___ MATERIAL FOR THIS TASK

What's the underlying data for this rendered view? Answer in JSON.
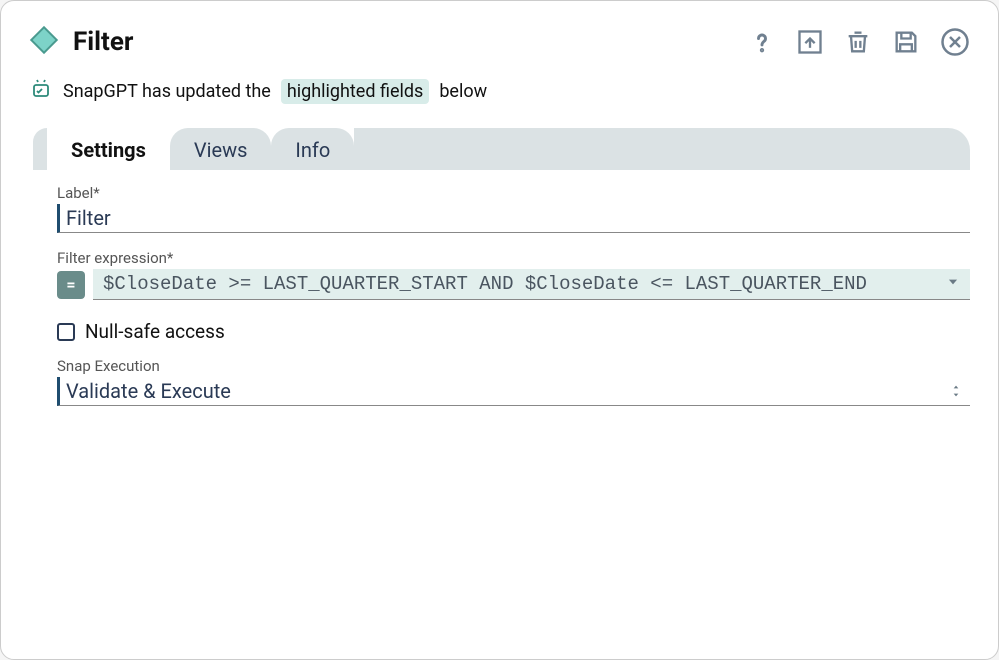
{
  "header": {
    "title": "Filter"
  },
  "notice": {
    "prefix": "SnapGPT has updated the",
    "highlight": "highlighted fields",
    "suffix": "below"
  },
  "tabs": {
    "settings": "Settings",
    "views": "Views",
    "info": "Info"
  },
  "fields": {
    "label_label": "Label*",
    "label_value": "Filter",
    "expr_label": "Filter expression*",
    "expr_value": "$CloseDate >= LAST_QUARTER_START AND $CloseDate <= LAST_QUARTER_END",
    "nullsafe_label": "Null-safe access",
    "exec_label": "Snap Execution",
    "exec_value": "Validate & Execute"
  }
}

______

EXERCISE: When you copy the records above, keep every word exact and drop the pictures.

TASK OUTPUT:
What's the underlying data for this rendered view? Answer in JSON.
{
  "header": {
    "title": "Filter"
  },
  "notice": {
    "prefix": "SnapGPT has updated the",
    "highlight": "highlighted fields",
    "suffix": "below"
  },
  "tabs": {
    "settings": "Settings",
    "views": "Views",
    "info": "Info"
  },
  "fields": {
    "label_label": "Label*",
    "label_value": "Filter",
    "expr_label": "Filter expression*",
    "expr_value": "$CloseDate >= LAST_QUARTER_START AND $CloseDate <= LAST_QUARTER_END",
    "nullsafe_label": "Null-safe access",
    "exec_label": "Snap Execution",
    "exec_value": "Validate & Execute"
  }
}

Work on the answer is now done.